Print only the line with "Read all visible content and emit it as JSON." and the lines after it, ending with the last line of the material, each exactly as it stands.
───── MATERIAL PROVIDED ─────
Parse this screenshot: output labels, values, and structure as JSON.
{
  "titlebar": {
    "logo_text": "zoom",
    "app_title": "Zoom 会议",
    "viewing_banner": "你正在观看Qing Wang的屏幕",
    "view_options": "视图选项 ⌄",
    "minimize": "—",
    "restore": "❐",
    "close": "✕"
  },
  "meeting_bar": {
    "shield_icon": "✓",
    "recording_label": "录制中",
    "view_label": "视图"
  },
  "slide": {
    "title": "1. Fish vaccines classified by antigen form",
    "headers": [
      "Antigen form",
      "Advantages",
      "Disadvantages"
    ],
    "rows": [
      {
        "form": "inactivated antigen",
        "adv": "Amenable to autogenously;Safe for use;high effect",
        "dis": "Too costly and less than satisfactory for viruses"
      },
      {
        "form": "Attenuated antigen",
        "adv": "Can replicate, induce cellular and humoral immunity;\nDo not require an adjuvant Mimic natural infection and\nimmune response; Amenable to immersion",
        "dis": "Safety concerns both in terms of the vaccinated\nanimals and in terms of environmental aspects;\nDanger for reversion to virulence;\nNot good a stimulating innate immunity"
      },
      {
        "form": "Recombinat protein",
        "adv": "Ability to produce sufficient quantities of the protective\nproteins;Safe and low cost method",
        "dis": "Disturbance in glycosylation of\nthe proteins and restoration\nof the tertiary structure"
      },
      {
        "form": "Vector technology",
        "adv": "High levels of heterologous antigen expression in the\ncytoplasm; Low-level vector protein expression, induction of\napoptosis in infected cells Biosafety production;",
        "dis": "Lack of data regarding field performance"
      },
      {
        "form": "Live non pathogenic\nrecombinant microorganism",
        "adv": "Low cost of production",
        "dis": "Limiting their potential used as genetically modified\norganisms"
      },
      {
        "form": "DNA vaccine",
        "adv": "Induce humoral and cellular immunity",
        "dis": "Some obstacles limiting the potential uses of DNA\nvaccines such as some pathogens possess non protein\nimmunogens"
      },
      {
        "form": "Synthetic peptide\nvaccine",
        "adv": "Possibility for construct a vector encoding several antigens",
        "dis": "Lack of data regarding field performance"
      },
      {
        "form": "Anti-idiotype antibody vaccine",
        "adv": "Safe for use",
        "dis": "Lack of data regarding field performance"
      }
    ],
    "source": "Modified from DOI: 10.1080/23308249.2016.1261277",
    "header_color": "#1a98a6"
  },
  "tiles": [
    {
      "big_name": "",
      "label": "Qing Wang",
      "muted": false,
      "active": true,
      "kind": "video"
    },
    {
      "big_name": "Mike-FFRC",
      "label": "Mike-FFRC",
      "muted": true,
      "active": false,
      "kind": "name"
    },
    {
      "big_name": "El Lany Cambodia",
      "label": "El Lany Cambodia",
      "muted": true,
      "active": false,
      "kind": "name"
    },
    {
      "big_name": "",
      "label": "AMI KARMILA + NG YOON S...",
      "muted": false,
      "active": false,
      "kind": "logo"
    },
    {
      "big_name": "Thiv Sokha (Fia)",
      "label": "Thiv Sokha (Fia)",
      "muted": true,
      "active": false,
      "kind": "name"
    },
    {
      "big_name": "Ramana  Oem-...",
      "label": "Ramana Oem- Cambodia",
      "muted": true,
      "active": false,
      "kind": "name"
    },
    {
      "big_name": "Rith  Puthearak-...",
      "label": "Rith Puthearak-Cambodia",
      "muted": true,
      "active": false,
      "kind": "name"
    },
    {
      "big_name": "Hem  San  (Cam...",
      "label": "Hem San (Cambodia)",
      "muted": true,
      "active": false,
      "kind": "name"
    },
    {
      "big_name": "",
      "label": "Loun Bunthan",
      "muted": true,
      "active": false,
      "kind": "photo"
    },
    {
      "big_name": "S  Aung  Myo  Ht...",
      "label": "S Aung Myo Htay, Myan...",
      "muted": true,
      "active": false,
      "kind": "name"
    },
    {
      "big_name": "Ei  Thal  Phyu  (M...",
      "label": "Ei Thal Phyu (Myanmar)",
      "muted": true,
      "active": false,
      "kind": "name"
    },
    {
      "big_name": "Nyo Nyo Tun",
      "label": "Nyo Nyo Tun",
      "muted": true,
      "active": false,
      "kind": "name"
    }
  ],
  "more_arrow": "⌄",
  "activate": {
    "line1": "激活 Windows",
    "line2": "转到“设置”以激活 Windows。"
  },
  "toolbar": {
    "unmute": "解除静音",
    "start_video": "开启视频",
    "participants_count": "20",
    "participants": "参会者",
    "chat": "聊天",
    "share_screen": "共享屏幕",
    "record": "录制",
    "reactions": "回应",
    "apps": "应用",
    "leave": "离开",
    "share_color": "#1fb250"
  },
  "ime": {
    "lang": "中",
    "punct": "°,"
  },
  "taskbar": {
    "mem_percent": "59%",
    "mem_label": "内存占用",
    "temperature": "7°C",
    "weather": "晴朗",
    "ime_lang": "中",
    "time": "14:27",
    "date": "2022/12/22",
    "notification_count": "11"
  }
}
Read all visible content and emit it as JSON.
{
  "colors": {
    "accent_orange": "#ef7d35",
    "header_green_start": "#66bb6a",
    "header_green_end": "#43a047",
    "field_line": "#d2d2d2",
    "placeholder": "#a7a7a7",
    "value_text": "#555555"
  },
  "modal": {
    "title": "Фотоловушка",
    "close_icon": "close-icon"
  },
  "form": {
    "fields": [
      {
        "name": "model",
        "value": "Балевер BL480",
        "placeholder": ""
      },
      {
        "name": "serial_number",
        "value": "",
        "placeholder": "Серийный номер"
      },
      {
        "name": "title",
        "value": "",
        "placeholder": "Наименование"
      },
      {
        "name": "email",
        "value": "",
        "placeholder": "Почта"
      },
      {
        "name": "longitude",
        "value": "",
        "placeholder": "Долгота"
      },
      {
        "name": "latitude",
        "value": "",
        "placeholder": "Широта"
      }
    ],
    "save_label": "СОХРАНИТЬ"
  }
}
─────
#### SOLUTION TO THE PROBLEM
Read all visible content and emit it as JSON.
{
  "colors": {
    "accent_orange": "#ef7d35",
    "header_green_start": "#66bb6a",
    "header_green_end": "#43a047",
    "field_line": "#d2d2d2",
    "placeholder": "#a7a7a7",
    "value_text": "#555555"
  },
  "modal": {
    "title": "Фотоловушка",
    "close_icon": "close-icon"
  },
  "form": {
    "fields": [
      {
        "name": "model",
        "value": "Балевер BL480",
        "placeholder": ""
      },
      {
        "name": "serial_number",
        "value": "",
        "placeholder": "Серийный номер"
      },
      {
        "name": "title",
        "value": "",
        "placeholder": "Наименование"
      },
      {
        "name": "email",
        "value": "",
        "placeholder": "Почта"
      },
      {
        "name": "longitude",
        "value": "",
        "placeholder": "Долгота"
      },
      {
        "name": "latitude",
        "value": "",
        "placeholder": "Широта"
      }
    ],
    "save_label": "СОХРАНИТЬ"
  }
}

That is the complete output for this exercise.